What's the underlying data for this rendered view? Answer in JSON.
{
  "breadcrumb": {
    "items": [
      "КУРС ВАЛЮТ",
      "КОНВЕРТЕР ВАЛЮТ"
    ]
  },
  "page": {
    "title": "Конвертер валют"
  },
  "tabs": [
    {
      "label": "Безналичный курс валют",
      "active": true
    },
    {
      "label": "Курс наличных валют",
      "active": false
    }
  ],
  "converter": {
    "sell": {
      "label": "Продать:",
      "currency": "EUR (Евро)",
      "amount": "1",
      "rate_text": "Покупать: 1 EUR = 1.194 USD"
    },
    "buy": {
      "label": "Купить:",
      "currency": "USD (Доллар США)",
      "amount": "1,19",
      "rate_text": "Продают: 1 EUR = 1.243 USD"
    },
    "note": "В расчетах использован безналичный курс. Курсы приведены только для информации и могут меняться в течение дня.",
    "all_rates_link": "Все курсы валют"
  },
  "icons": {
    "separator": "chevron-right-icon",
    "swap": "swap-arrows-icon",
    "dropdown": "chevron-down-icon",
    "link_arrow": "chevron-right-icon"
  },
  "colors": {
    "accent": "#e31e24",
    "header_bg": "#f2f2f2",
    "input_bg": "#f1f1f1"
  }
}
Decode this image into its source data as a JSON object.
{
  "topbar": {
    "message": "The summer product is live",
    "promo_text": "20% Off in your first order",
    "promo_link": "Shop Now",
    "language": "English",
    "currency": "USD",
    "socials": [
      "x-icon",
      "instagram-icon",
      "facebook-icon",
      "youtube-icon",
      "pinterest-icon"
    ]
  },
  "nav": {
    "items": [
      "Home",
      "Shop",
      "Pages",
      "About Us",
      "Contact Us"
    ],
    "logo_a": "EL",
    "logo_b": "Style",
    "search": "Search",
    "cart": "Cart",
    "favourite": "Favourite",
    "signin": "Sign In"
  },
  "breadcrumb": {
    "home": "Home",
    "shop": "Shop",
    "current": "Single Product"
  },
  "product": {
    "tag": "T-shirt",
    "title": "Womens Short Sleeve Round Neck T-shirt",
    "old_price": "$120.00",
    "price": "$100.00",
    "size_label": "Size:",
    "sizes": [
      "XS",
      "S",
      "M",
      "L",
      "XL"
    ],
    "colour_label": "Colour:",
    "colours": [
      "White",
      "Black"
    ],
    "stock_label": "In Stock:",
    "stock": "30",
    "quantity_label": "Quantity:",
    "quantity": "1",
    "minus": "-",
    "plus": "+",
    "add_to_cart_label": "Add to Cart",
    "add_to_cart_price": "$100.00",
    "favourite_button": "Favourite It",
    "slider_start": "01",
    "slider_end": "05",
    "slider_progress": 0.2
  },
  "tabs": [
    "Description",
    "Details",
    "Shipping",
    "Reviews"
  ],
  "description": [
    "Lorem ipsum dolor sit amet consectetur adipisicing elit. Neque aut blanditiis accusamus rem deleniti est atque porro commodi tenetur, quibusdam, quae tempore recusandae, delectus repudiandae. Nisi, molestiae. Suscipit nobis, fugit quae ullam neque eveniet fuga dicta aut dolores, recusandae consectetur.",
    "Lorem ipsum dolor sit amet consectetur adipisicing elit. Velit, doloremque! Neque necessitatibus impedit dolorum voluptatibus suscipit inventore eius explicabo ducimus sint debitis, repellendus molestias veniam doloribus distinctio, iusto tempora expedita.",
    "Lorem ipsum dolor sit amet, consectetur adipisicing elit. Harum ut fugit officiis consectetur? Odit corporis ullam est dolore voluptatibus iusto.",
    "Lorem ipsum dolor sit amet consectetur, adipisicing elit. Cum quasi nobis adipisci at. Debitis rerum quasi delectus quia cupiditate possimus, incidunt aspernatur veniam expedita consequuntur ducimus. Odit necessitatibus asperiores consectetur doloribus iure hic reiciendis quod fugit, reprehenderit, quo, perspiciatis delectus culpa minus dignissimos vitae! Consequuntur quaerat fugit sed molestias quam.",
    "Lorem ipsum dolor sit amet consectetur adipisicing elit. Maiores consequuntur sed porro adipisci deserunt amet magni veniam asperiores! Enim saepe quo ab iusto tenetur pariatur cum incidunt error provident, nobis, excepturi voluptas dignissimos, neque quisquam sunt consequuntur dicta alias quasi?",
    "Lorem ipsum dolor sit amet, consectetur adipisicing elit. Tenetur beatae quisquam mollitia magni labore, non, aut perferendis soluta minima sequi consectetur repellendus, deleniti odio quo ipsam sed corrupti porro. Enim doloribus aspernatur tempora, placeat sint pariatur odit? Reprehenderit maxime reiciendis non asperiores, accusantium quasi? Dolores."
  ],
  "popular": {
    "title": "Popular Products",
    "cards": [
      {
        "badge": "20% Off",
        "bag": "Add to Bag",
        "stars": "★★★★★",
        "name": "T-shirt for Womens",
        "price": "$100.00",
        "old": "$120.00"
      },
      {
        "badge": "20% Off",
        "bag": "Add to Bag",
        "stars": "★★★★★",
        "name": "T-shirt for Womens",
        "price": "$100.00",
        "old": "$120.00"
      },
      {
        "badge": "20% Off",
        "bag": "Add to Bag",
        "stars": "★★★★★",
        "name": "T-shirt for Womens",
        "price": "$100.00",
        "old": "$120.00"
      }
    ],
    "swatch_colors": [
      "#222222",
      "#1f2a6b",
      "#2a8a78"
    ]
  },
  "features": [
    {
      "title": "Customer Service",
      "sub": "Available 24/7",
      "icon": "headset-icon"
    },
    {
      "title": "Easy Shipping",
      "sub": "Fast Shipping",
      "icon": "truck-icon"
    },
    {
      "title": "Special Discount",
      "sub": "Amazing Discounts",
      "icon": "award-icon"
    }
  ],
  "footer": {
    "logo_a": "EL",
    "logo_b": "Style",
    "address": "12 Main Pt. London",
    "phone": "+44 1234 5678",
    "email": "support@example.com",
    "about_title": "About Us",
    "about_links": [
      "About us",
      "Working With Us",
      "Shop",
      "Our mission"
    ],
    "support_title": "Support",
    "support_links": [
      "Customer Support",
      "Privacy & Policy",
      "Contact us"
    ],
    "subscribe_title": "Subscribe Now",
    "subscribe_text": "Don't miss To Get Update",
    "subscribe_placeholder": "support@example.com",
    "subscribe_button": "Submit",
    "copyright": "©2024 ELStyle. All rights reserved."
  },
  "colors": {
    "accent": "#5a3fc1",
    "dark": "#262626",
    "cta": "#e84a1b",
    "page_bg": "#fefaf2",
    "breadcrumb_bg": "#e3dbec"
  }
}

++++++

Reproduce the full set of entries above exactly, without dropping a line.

What's the underlying data for this rendered view? Answer in JSON.
{
  "breadcrumb": {
    "items": [
      "КУРС ВАЛЮТ",
      "КОНВЕРТЕР ВАЛЮТ"
    ]
  },
  "page": {
    "title": "Конвертер валют"
  },
  "tabs": [
    {
      "label": "Безналичный курс валют",
      "active": true
    },
    {
      "label": "Курс наличных валют",
      "active": false
    }
  ],
  "converter": {
    "sell": {
      "label": "Продать:",
      "currency": "EUR (Евро)",
      "amount": "1",
      "rate_text": "Покупать: 1 EUR = 1.194 USD"
    },
    "buy": {
      "label": "Купить:",
      "currency": "USD (Доллар США)",
      "amount": "1,19",
      "rate_text": "Продают: 1 EUR = 1.243 USD"
    },
    "note": "В расчетах использован безналичный курс. Курсы приведены только для информации и могут меняться в течение дня.",
    "all_rates_link": "Все курсы валют"
  },
  "icons": {
    "separator": "chevron-right-icon",
    "swap": "swap-arrows-icon",
    "dropdown": "chevron-down-icon",
    "link_arrow": "chevron-right-icon"
  },
  "colors": {
    "accent": "#e31e24",
    "header_bg": "#f2f2f2",
    "input_bg": "#f1f1f1"
  }
}
Decode this image into its source data as a JSON object.
{
  "topbar": {
    "message": "The summer product is live",
    "promo_text": "20% Off in your first order",
    "promo_link": "Shop Now",
    "language": "English",
    "currency": "USD",
    "socials": [
      "x-icon",
      "instagram-icon",
      "facebook-icon",
      "youtube-icon",
      "pinterest-icon"
    ]
  },
  "nav": {
    "items": [
      "Home",
      "Shop",
      "Pages",
      "About Us",
      "Contact Us"
    ],
    "logo_a": "EL",
    "logo_b": "Style",
    "search": "Search",
    "cart": "Cart",
    "favourite": "Favourite",
    "signin": "Sign In"
  },
  "breadcrumb": {
    "home": "Home",
    "shop": "Shop",
    "current": "Single Product"
  },
  "product": {
    "tag": "T-shirt",
    "title": "Womens Short Sleeve Round Neck T-shirt",
    "old_price": "$120.00",
    "price": "$100.00",
    "size_label": "Size:",
    "sizes": [
      "XS",
      "S",
      "M",
      "L",
      "XL"
    ],
    "colour_label": "Colour:",
    "colours": [
      "White",
      "Black"
    ],
    "stock_label": "In Stock:",
    "stock": "30",
    "quantity_label": "Quantity:",
    "quantity": "1",
    "minus": "-",
    "plus": "+",
    "add_to_cart_label": "Add to Cart",
    "add_to_cart_price": "$100.00",
    "favourite_button": "Favourite It",
    "slider_start": "01",
    "slider_end": "05",
    "slider_progress": 0.2
  },
  "tabs": [
    "Description",
    "Details",
    "Shipping",
    "Reviews"
  ],
  "description": [
    "Lorem ipsum dolor sit amet consectetur adipisicing elit. Neque aut blanditiis accusamus rem deleniti est atque porro commodi tenetur, quibusdam, quae tempore recusandae, delectus repudiandae. Nisi, molestiae. Suscipit nobis, fugit quae ullam neque eveniet fuga dicta aut dolores, recusandae consectetur.",
    "Lorem ipsum dolor sit amet consectetur adipisicing elit. Velit, doloremque! Neque necessitatibus impedit dolorum voluptatibus suscipit inventore eius explicabo ducimus sint debitis, repellendus molestias veniam doloribus distinctio, iusto tempora expedita.",
    "Lorem ipsum dolor sit amet, consectetur adipisicing elit. Harum ut fugit officiis consectetur? Odit corporis ullam est dolore voluptatibus iusto.",
    "Lorem ipsum dolor sit amet consectetur, adipisicing elit. Cum quasi nobis adipisci at. Debitis rerum quasi delectus quia cupiditate possimus, incidunt aspernatur veniam expedita consequuntur ducimus. Odit necessitatibus asperiores consectetur doloribus iure hic reiciendis quod fugit, reprehenderit, quo, perspiciatis delectus culpa minus dignissimos vitae! Consequuntur quaerat fugit sed molestias quam.",
    "Lorem ipsum dolor sit amet consectetur adipisicing elit. Maiores consequuntur sed porro adipisci deserunt amet magni veniam asperiores! Enim saepe quo ab iusto tenetur pariatur cum incidunt error provident, nobis, excepturi voluptas dignissimos, neque quisquam sunt consequuntur dicta alias quasi?",
    "Lorem ipsum dolor sit amet, consectetur adipisicing elit. Tenetur beatae quisquam mollitia magni labore, non, aut perferendis soluta minima sequi consectetur repellendus, deleniti odio quo ipsam sed corrupti porro. Enim doloribus aspernatur tempora, placeat sint pariatur odit? Reprehenderit maxime reiciendis non asperiores, accusantium quasi? Dolores."
  ],
  "popular": {
    "title": "Popular Products",
    "cards": [
      {
        "badge": "20% Off",
        "bag": "Add to Bag",
        "stars": "★★★★★",
        "name": "T-shirt for Womens",
        "price": "$100.00",
        "old": "$120.00"
      },
      {
        "badge": "20% Off",
        "bag": "Add to Bag",
        "stars": "★★★★★",
        "name": "T-shirt for Womens",
        "price": "$100.00",
        "old": "$120.00"
      },
      {
        "badge": "20% Off",
        "bag": "Add to Bag",
        "stars": "★★★★★",
        "name": "T-shirt for Womens",
        "price": "$100.00",
        "old": "$120.00"
      }
    ],
    "swatch_colors": [
      "#222222",
      "#1f2a6b",
      "#2a8a78"
    ]
  },
  "features": [
    {
      "title": "Customer Service",
      "sub": "Available 24/7",
      "icon": "headset-icon"
    },
    {
      "title": "Easy Shipping",
      "sub": "Fast Shipping",
      "icon": "truck-icon"
    },
    {
      "title": "Special Discount",
      "sub": "Amazing Discounts",
      "icon": "award-icon"
    }
  ],
  "footer": {
    "logo_a": "EL",
    "logo_b": "Style",
    "address": "12 Main Pt. London",
    "phone": "+44 1234 5678",
    "email": "support@example.com",
    "about_title": "About Us",
    "about_links": [
      "About us",
      "Working With Us",
      "Shop",
      "Our mission"
    ],
    "support_title": "Support",
    "support_links": [
      "Customer Support",
      "Privacy & Policy",
      "Contact us"
    ],
    "subscribe_title": "Subscribe Now",
    "subscribe_text": "Don't miss To Get Update",
    "subscribe_placeholder": "support@example.com",
    "subscribe_button": "Submit",
    "copyright": "©2024 ELStyle. All rights reserved."
  },
  "colors": {
    "accent": "#5a3fc1",
    "dark": "#262626",
    "cta": "#e84a1b",
    "page_bg": "#fefaf2",
    "breadcrumb_bg": "#e3dbec"
  }
}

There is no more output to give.